The imaging camera collects photometric imaging data using an array of 30 SITe/Tektronix 2048 by 2048 pixel CCDs arranged in six columns of five CCDs each, aligned with the pixel columns of the CCDs themselves. SDSS r, i, u, z, and g filters cover the respective rows of the array, in that order. The survey operates the instrument in a drift scan mode: the camera slowly reads the CCDs as the data is being collected, while the telescope moves along great circles on the sky so that images of objects move along the columns of the CCDs at the same rate the CCDs are being read. As an image of an object moves along the column of the CCDs, a CCD in each row collects data on that object. Therefore, the camera produces five images of a given object, all from the same column of CCDs, one from each CCD in that column. It takes an object 54 seconds to move from the beginning of a CCD to the end, so the effective exposure time in each filter is 54 seconds. Because there is some space between the rows of CCDs it takes an image 71.7 seconds to move from the beginning of one row to the next. Each row corresponds to a different filter, so each object has one image in each filter, taken at 71.7 second intervals.
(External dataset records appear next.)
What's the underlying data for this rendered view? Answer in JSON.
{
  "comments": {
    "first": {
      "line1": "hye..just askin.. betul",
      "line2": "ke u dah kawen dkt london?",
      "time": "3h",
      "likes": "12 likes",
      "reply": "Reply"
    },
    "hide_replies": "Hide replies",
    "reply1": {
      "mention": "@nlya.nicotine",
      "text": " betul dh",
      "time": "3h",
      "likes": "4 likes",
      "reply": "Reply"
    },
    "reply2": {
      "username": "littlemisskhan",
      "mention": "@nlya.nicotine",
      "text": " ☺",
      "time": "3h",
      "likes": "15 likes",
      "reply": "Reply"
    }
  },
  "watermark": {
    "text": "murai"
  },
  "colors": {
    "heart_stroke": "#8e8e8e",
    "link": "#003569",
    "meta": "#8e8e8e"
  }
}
An additional 24 CCDs placed before and after the photometric CCDs collect astrometric data. Neutral density filters cover these CCDs, and allow collection of data on bright reference stars without saturation. In practice, the UCAC2 network of calibration standards extends to magnitudes fainter than the saturation limit of the main camera. so the data from these astrometric chips is not needed for calibration.
Because there is space between the columns of CCDs, two passes along a great circle are required to obtain a solid area. The second pass is offset from the first such that the area that fell between columns in the first pass is images in the center of the columns in the second pass.
SDSS-III used the same filter system as the original SDSS. These are the central wavelengths of the six filters.
Tables of camera sensitivity through each filter, as determined by Jim Gunn in June 2001, are available as a FITS file.
Note that Doi et al. 2010 have published more recent estimates of the filter curves using more data and over a longer time baseline. They found that the u band in particular has changed over time and appears to differ now from the curve estimated in the 2001 filter curves distributed above.
The response curves on the right correspond to the second column in the tables above and show the throughput defining the survey’s photometric system, which includes extinction through an airmass of 1.3 at Apache Point Observatory. Note that these are not “complete” filter curves, as they do not include the full system response from atmosphere to detector.
The photometric flux calibration web page is essential reading for those wishing to understand the SDSS photometric system, and includes a long description of transformations between the SDSS (ugriz) and Kron-Cousins (UBVRcIc) photometry.
Main Parameter Summary
- Photometric CCDs
- 30 2048 × 2048 SITe/Tektronix 49.2 mm square CCDs,
arranged in 6 columns parallel to the scan direction and 5 rows perpendicular to the scan direction
- CCD read noise
- < 5e– pixel-1 (overall system is sky limited)
- image frame size
- 2048 × 1361 pixels (13.51 × 8.98 arcminutes)
- Image column separation
- 25.17 arcminutes
- Detector separation along column
- 17.98 arcminutes
- Focal-plane image scale
- 3.616 mm arcmin-1
- Detector image scale
- 3.636 mm arcmin-1
- Pixel size and scale
- 24 μm; 0.396 arcseconds pixel-1
- r i u z g scanned in that order, 71.7 seconds apart
- Integration time
- 54 s
- Operating mode
- drift scan
- Field distortion
- <0.1 arcseconds over the entire field
- Field size
- Flux calibration
- Standard-star fields at 15° intervals along scans, tied to BD + 17° 4708, atmospheric extinction determined by the PT
- Astrometric CCDs
- 22, 0.25 × 2 inches, above and below CCD columns; r filter plus 3 mag neutral density filter, 10.5 second integration time